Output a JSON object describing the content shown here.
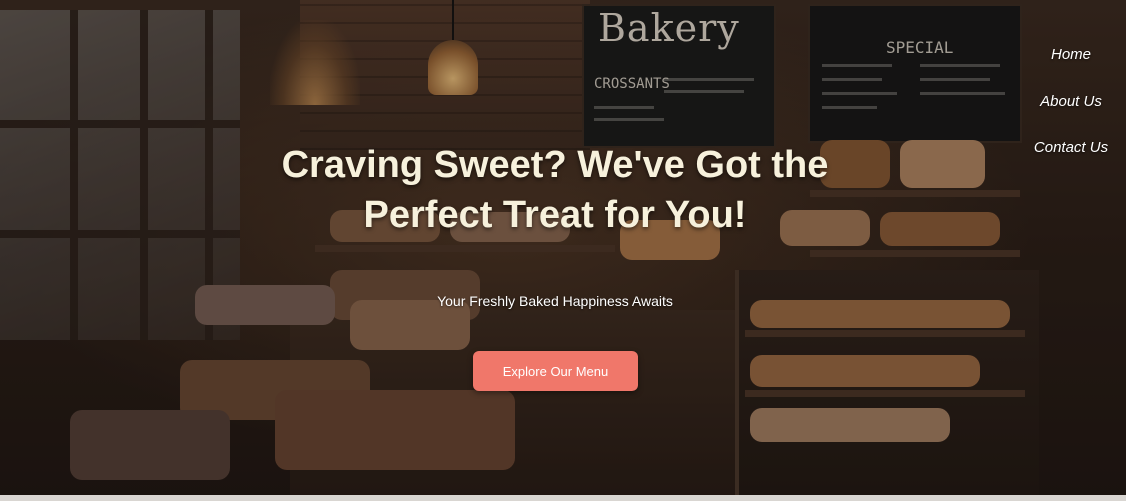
{
  "nav": {
    "items": [
      {
        "label": "Home"
      },
      {
        "label": "About Us"
      },
      {
        "label": "Contact Us"
      }
    ]
  },
  "hero": {
    "headline": "Craving Sweet? We've Got the Perfect Treat for You!",
    "subheadline": "Your Freshly Baked Happiness Awaits",
    "cta_label": "Explore Our Menu",
    "background_image": "bakery-interior-photo"
  },
  "background_signage": {
    "brand": "Bakery",
    "left_board_heading": "CROSSANTS",
    "right_board_heading": "SPECIAL"
  },
  "colors": {
    "cta_background": "#f0776a",
    "headline_text": "#f7f1dc",
    "nav_text": "#ffffff"
  }
}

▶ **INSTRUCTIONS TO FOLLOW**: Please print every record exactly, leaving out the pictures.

▶ **THE COMPLETED TASK**:
Output a JSON object describing the content shown here.
{
  "nav": {
    "items": [
      {
        "label": "Home"
      },
      {
        "label": "About Us"
      },
      {
        "label": "Contact Us"
      }
    ]
  },
  "hero": {
    "headline": "Craving Sweet? We've Got the Perfect Treat for You!",
    "subheadline": "Your Freshly Baked Happiness Awaits",
    "cta_label": "Explore Our Menu",
    "background_image": "bakery-interior-photo"
  },
  "background_signage": {
    "brand": "Bakery",
    "left_board_heading": "CROSSANTS",
    "right_board_heading": "SPECIAL"
  },
  "colors": {
    "cta_background": "#f0776a",
    "headline_text": "#f7f1dc",
    "nav_text": "#ffffff"
  }
}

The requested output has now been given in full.